Prairie Fever » Hiking

Southern sojourn

For the past couple of weeks I’ve been wandering through the southernmost reaches of Illinois gathering information for the outdoor guidebooks that I’m currently writing. In addition to charting a handful of road biking routes and dozens of camping destinations, I also was documenting hiking trails for the Backpacker magazine website.

I was especially eager to explore the Shawnee National Forest, a huge tract of wilderness at the southern tip of the state, known for its rugged beauty. As it happened, rain fell frequently. Floodwater swallowed up a few of the trails and campgrounds I visited. Two campground access roads were blocked with mud slides. My bicycle survived heavy downpours; my boots were frequently caked with mud.

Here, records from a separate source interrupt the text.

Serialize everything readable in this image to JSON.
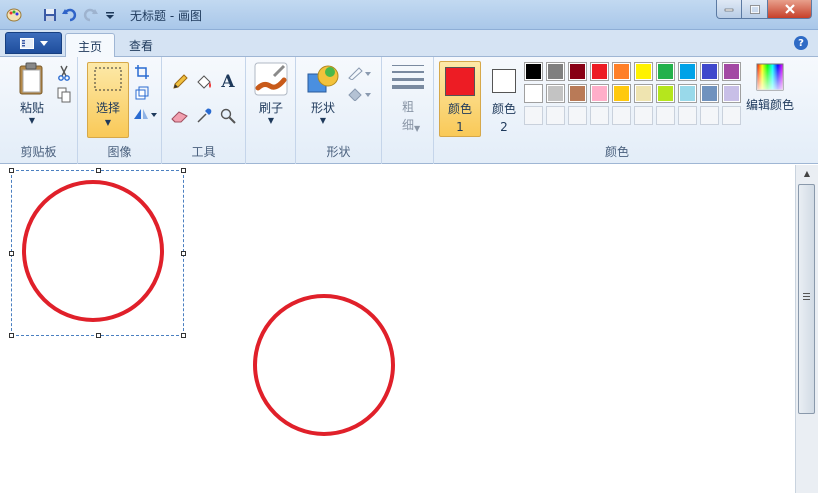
{
  "window": {
    "title": "无标题 - 画图"
  },
  "tabs": [
    {
      "label": "主页",
      "active": true
    },
    {
      "label": "查看",
      "active": false
    }
  ],
  "ribbon": {
    "clipboard": {
      "label": "剪贴板",
      "paste_label": "粘贴"
    },
    "image": {
      "label": "图像",
      "select_label": "选择"
    },
    "tools": {
      "label": "工具"
    },
    "brushes": {
      "label": "刷子"
    },
    "shapes": {
      "label": "形状",
      "shapes_label": "形状"
    },
    "size": {
      "label": "粗细"
    },
    "colors": {
      "label": "颜色",
      "color1_label": "颜色 1",
      "color2_label": "颜色 2",
      "edit_colors_label": "编辑颜色",
      "color1": "#ed1c24",
      "color2": "#ffffff",
      "palette_row1": [
        "#000000",
        "#7f7f7f",
        "#880015",
        "#ed1c24",
        "#ff7f27",
        "#fff200",
        "#22b14c",
        "#00a2e8",
        "#3f48cc",
        "#a349a4"
      ],
      "palette_row2": [
        "#ffffff",
        "#c3c3c3",
        "#b97a57",
        "#ffaec9",
        "#ffc90e",
        "#efe4b0",
        "#b5e61d",
        "#99d9ea",
        "#7092be",
        "#c8bfe7"
      ]
    }
  },
  "canvas": {
    "stroke_color": "#e0202a",
    "circles": [
      {
        "name": "circle-1"
      },
      {
        "name": "circle-2"
      }
    ]
  }
}
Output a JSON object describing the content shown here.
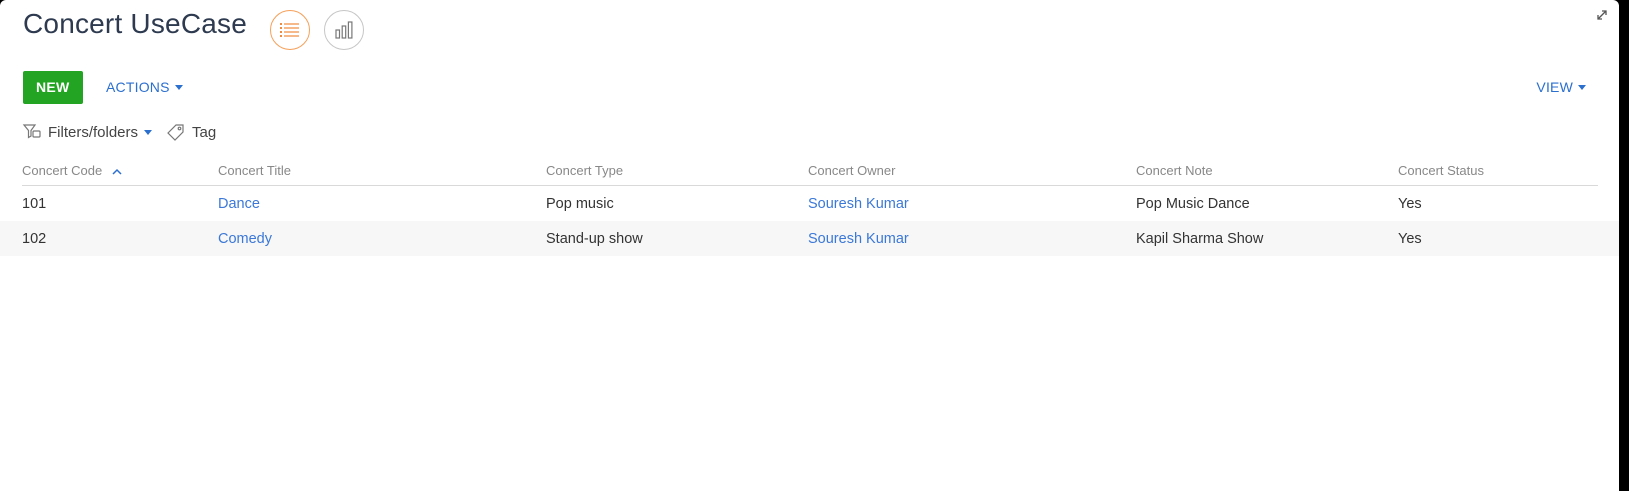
{
  "header": {
    "title": "Concert UseCase",
    "views": [
      {
        "icon": "list-view-icon",
        "active": true
      },
      {
        "icon": "chart-view-icon",
        "active": false
      }
    ],
    "expand_icon": "expand-icon"
  },
  "toolbar": {
    "new_label": "NEW",
    "actions_label": "ACTIONS",
    "view_label": "VIEW"
  },
  "filters": {
    "filters_label": "Filters/folders",
    "tag_label": "Tag"
  },
  "table": {
    "columns": [
      "Concert Code",
      "Concert Title",
      "Concert Type",
      "Concert Owner",
      "Concert Note",
      "Concert Status"
    ],
    "sorted_column": "Concert Code",
    "sort_direction": "ascending",
    "rows": [
      {
        "code": "101",
        "title": "Dance",
        "type": "Pop music",
        "owner": "Souresh Kumar",
        "note": "Pop Music Dance",
        "status": "Yes"
      },
      {
        "code": "102",
        "title": "Comedy",
        "type": "Stand-up show",
        "owner": "Souresh Kumar",
        "note": "Kapil Sharma Show",
        "status": "Yes"
      }
    ]
  },
  "colors": {
    "accent_orange": "#f5a05a",
    "new_button_green": "#23a423",
    "link_blue": "#3b78d8"
  }
}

While dodging the worst of the rain, I discovered plenty of scenic spots. The subtle beauty of the cypress swamp at Horseshoe Lake (pictured here) and the jaw-dropping drama of the rock formations at Garden of the Gods were just a couple of places that left strong impressions on me. In coming weeks, I’ll be sharing highlights from my downstate travels.

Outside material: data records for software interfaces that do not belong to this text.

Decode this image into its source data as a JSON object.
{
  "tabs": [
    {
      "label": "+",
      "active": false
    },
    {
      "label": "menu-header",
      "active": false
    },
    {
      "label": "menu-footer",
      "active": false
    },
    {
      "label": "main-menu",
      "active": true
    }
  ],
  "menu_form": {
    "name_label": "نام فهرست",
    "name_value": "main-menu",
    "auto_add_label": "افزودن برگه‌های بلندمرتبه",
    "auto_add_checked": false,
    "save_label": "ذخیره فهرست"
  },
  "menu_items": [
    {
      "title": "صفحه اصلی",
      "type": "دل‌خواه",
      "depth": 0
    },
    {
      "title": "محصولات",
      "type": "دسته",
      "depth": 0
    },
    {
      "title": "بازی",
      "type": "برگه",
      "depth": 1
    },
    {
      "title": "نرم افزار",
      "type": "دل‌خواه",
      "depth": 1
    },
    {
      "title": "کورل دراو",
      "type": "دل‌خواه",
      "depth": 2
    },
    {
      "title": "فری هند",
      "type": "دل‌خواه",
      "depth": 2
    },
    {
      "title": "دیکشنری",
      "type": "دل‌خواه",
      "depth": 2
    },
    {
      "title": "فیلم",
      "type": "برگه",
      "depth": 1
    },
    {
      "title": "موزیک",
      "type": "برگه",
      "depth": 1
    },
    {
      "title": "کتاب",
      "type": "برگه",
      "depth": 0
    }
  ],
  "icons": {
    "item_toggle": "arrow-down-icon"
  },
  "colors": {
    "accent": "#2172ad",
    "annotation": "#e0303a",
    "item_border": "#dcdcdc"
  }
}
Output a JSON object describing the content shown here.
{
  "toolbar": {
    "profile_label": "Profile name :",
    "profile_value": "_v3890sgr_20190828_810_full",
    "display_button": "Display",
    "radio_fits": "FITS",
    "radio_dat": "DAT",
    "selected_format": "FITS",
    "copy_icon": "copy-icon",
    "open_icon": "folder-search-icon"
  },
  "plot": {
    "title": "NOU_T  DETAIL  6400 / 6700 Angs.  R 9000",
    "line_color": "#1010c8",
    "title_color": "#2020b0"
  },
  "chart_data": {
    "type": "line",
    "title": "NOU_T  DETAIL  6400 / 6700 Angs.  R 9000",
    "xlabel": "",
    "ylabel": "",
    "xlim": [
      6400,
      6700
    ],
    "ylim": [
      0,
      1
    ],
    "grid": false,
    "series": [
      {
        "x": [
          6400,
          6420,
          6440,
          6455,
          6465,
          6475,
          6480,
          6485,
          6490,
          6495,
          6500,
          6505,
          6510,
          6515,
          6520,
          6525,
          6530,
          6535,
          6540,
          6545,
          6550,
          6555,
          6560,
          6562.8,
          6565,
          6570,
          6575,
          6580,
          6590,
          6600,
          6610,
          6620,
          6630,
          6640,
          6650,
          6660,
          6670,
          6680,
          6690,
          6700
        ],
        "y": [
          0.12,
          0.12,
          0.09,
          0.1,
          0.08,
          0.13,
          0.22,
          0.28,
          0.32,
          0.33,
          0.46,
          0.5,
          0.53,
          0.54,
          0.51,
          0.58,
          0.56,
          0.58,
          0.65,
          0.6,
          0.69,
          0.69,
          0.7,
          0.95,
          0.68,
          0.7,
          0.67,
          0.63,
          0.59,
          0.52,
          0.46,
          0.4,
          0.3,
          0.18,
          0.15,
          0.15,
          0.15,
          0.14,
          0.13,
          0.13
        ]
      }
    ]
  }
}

Tomahawk Lake at the Palos/Sag Valley Forest Preserve

Thanks for visiting Prairie Fever. My name is Ted Villaire, and I’m a writer from Chicago who delights in open-air excursions. I spend a great deal of time hiking, biking, and paddling.

My activities are typically focused near Chicago or elsewhere in Illinois. Occasionally, though, I’ll venture out into other corners of the Midwest. My outdoor travels allow me to gather information for books and articles. In 2005, I wrote a guidebook for day hiking near Chicago, and currently, I’m writing four more guidebooks focusing on biking and camping near Chicago and throughout Illinois.

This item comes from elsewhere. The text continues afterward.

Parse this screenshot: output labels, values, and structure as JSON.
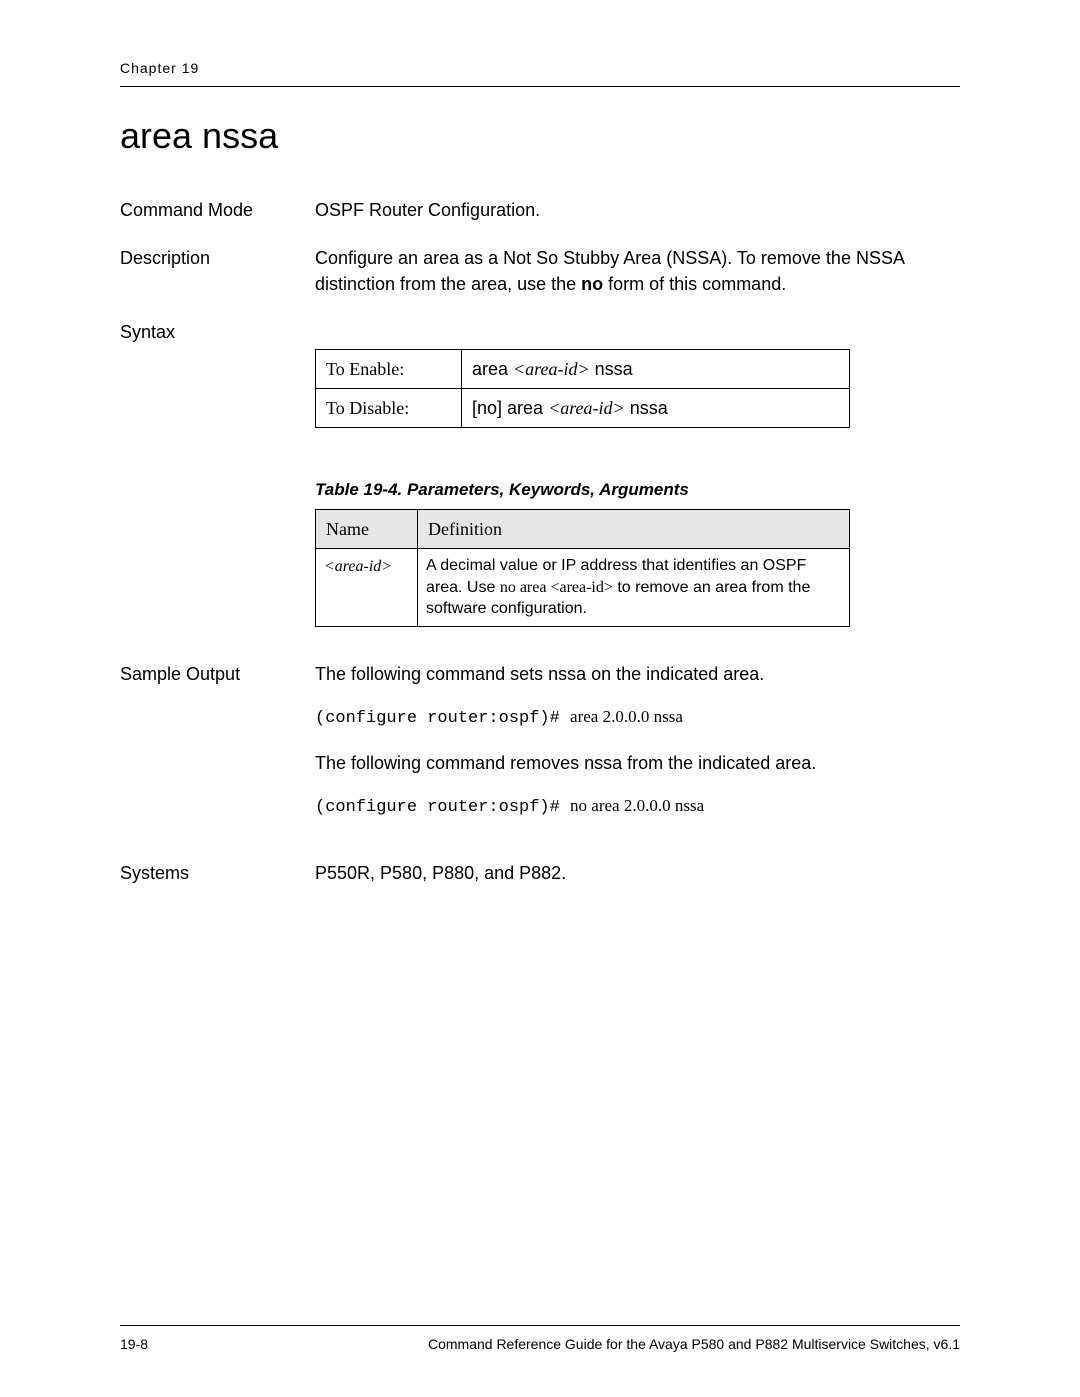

I’m glad to reveal that not all of my excursions are work-related. Sometimes, I lace up my hiking shoes simply because I enjoy exploring the local landscape and seeing what’s around the next bend. In any case, through the posts on this page I intend to share my discoveries and offer suggestions on where readers can pursue outdoor wanderings of their own.